(Beginning of Records shown)
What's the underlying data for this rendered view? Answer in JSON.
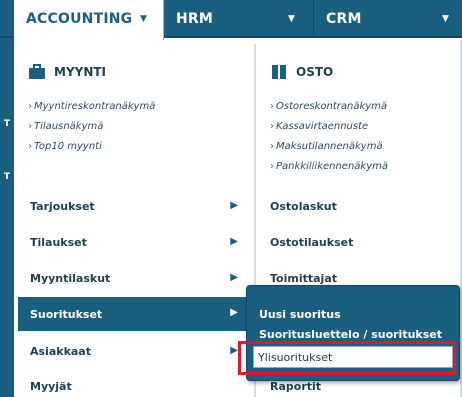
{
  "topnav": {
    "tabs": [
      {
        "label": "ACCOUNTING"
      },
      {
        "label": "HRM"
      },
      {
        "label": "CRM"
      }
    ],
    "side_letter": "T"
  },
  "left_section": {
    "title": "MYYNTI",
    "icon": "briefcase-icon",
    "quick_links": [
      "Myyntireskontranäkymä",
      "Tilausnäkymä",
      "Top10 myynti"
    ],
    "items": [
      "Tarjoukset",
      "Tilaukset",
      "Myyntilaskut",
      "Suoritukset",
      "Asiakkaat",
      "Myyjät"
    ]
  },
  "right_section": {
    "title": "OSTO",
    "icon": "book-icon",
    "quick_links": [
      "Ostoreskontranäkymä",
      "Kassavirtaennuste",
      "Maksutilannenäkymä",
      "Pankkiliikennenäkymä"
    ],
    "items": [
      "Ostolaskut",
      "Ostotilaukset",
      "Toimittajat",
      "Raportit"
    ]
  },
  "submenu": {
    "items": [
      "Uusi suoritus",
      "Suoritusluettelo / suoritukset",
      "Ylisuoritukset"
    ]
  },
  "colors": {
    "accent": "#1b5f80",
    "highlight": "#e0172d"
  }
}
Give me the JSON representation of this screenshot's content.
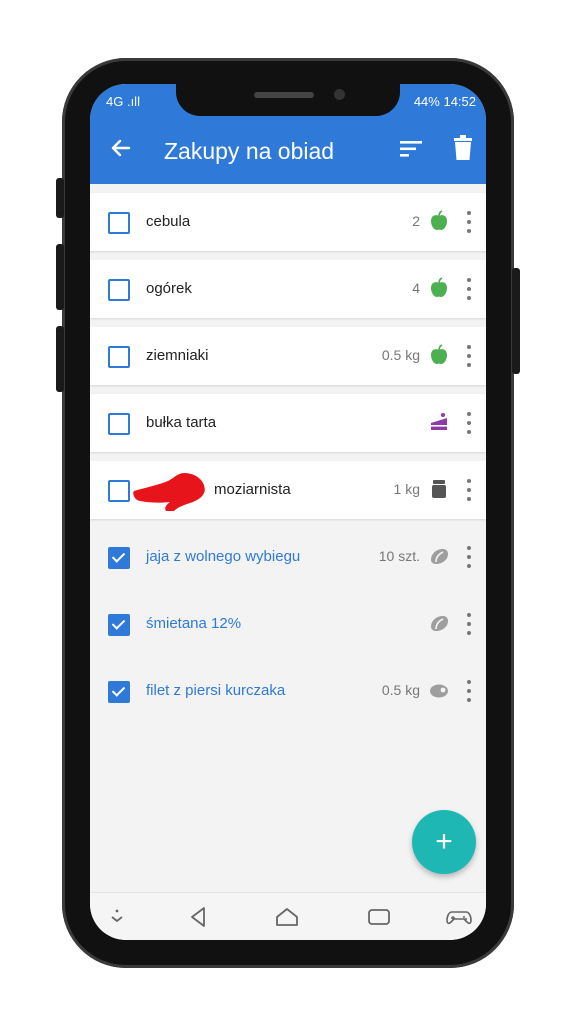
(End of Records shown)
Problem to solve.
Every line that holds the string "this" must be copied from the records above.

Response area.
What's the underlying data for this rendered view? Answer in JSON.
Give me the JSON representation of this screenshot's content.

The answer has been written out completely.